▸ **YOUR INSTRUCTIONS**
Return the data verbatim, without pictures.

▸ **Items from an interface collection**
* * * *
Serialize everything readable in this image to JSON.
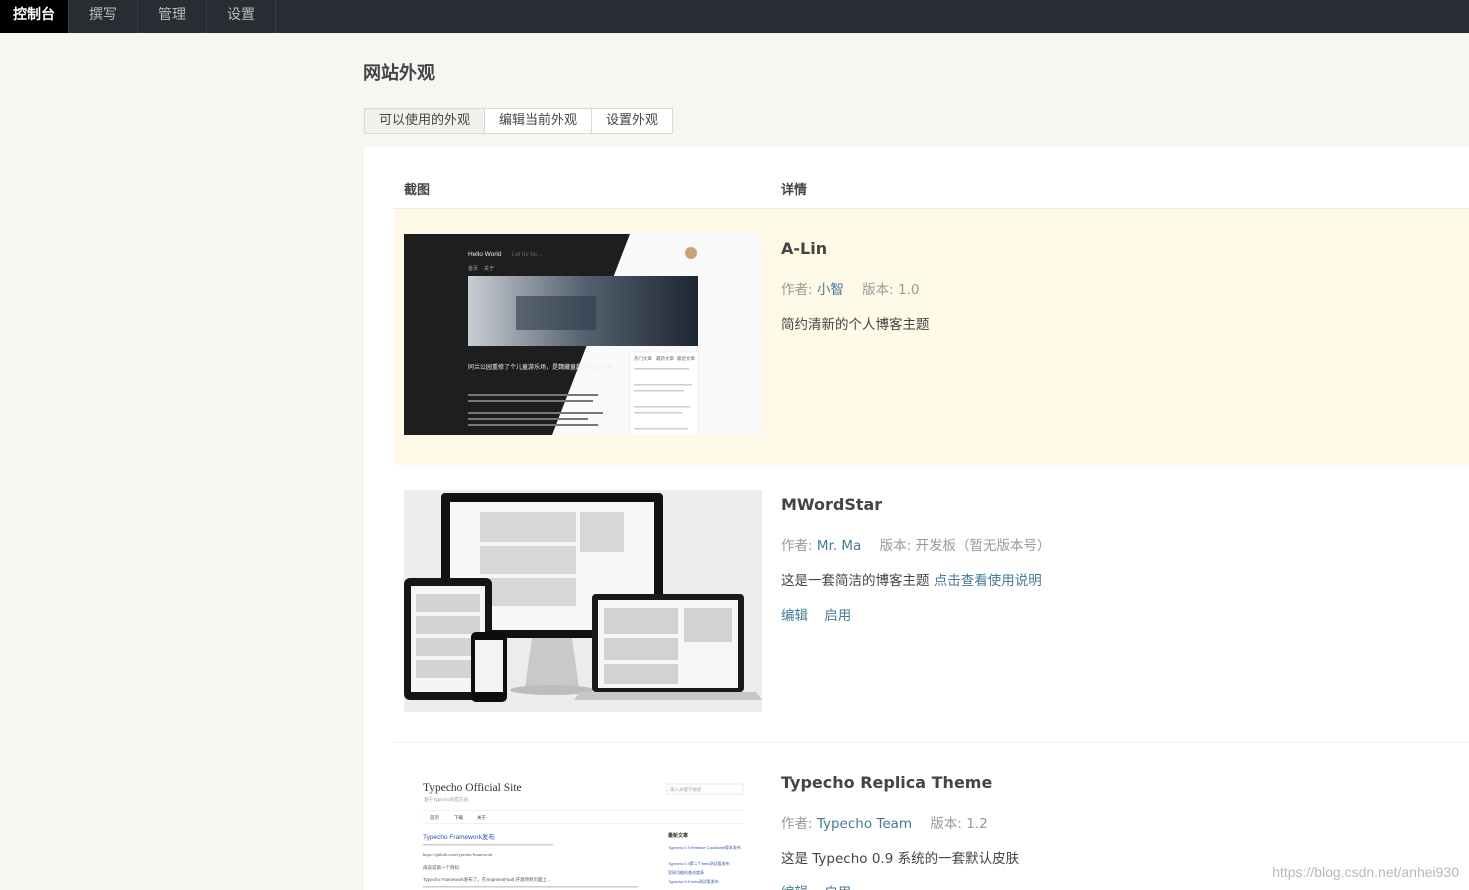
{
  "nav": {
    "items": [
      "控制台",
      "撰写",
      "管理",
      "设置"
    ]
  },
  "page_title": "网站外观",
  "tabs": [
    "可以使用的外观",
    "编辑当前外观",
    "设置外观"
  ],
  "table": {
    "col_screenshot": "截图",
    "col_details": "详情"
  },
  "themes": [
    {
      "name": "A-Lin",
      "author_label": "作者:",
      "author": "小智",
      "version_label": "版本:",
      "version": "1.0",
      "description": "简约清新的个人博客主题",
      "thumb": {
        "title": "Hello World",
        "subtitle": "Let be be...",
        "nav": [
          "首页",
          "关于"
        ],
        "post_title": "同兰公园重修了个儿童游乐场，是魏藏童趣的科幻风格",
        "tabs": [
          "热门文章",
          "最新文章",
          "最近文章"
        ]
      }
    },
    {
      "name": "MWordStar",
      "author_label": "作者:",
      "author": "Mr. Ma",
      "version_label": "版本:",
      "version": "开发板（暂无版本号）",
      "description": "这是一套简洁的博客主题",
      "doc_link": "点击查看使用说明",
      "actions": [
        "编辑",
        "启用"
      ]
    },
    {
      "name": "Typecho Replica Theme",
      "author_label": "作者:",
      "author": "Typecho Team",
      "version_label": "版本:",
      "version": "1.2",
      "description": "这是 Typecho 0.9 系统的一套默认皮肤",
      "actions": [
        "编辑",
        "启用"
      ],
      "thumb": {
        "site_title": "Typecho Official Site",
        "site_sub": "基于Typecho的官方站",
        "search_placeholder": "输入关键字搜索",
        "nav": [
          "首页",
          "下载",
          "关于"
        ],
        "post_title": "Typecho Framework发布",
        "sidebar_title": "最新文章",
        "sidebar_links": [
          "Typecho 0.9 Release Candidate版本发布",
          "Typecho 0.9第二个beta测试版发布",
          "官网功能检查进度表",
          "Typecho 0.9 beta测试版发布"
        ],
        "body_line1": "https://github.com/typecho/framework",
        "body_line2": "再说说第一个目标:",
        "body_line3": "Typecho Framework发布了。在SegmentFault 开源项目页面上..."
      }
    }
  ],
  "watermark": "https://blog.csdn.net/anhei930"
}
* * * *
▸ **RESPONSE TO THE TASK**
Serialize everything readable in this image to JSON.
{
  "nav": {
    "items": [
      "控制台",
      "撰写",
      "管理",
      "设置"
    ]
  },
  "page_title": "网站外观",
  "tabs": [
    "可以使用的外观",
    "编辑当前外观",
    "设置外观"
  ],
  "table": {
    "col_screenshot": "截图",
    "col_details": "详情"
  },
  "themes": [
    {
      "name": "A-Lin",
      "author_label": "作者:",
      "author": "小智",
      "version_label": "版本:",
      "version": "1.0",
      "description": "简约清新的个人博客主题",
      "thumb": {
        "title": "Hello World",
        "subtitle": "Let be be...",
        "nav": [
          "首页",
          "关于"
        ],
        "post_title": "同兰公园重修了个儿童游乐场，是魏藏童趣的科幻风格",
        "tabs": [
          "热门文章",
          "最新文章",
          "最近文章"
        ]
      }
    },
    {
      "name": "MWordStar",
      "author_label": "作者:",
      "author": "Mr. Ma",
      "version_label": "版本:",
      "version": "开发板（暂无版本号）",
      "description": "这是一套简洁的博客主题",
      "doc_link": "点击查看使用说明",
      "actions": [
        "编辑",
        "启用"
      ]
    },
    {
      "name": "Typecho Replica Theme",
      "author_label": "作者:",
      "author": "Typecho Team",
      "version_label": "版本:",
      "version": "1.2",
      "description": "这是 Typecho 0.9 系统的一套默认皮肤",
      "actions": [
        "编辑",
        "启用"
      ],
      "thumb": {
        "site_title": "Typecho Official Site",
        "site_sub": "基于Typecho的官方站",
        "search_placeholder": "输入关键字搜索",
        "nav": [
          "首页",
          "下载",
          "关于"
        ],
        "post_title": "Typecho Framework发布",
        "sidebar_title": "最新文章",
        "sidebar_links": [
          "Typecho 0.9 Release Candidate版本发布",
          "Typecho 0.9第二个beta测试版发布",
          "官网功能检查进度表",
          "Typecho 0.9 beta测试版发布"
        ],
        "body_line1": "https://github.com/typecho/framework",
        "body_line2": "再说说第一个目标:",
        "body_line3": "Typecho Framework发布了。在SegmentFault 开源项目页面上..."
      }
    }
  ],
  "watermark": "https://blog.csdn.net/anhei930"
}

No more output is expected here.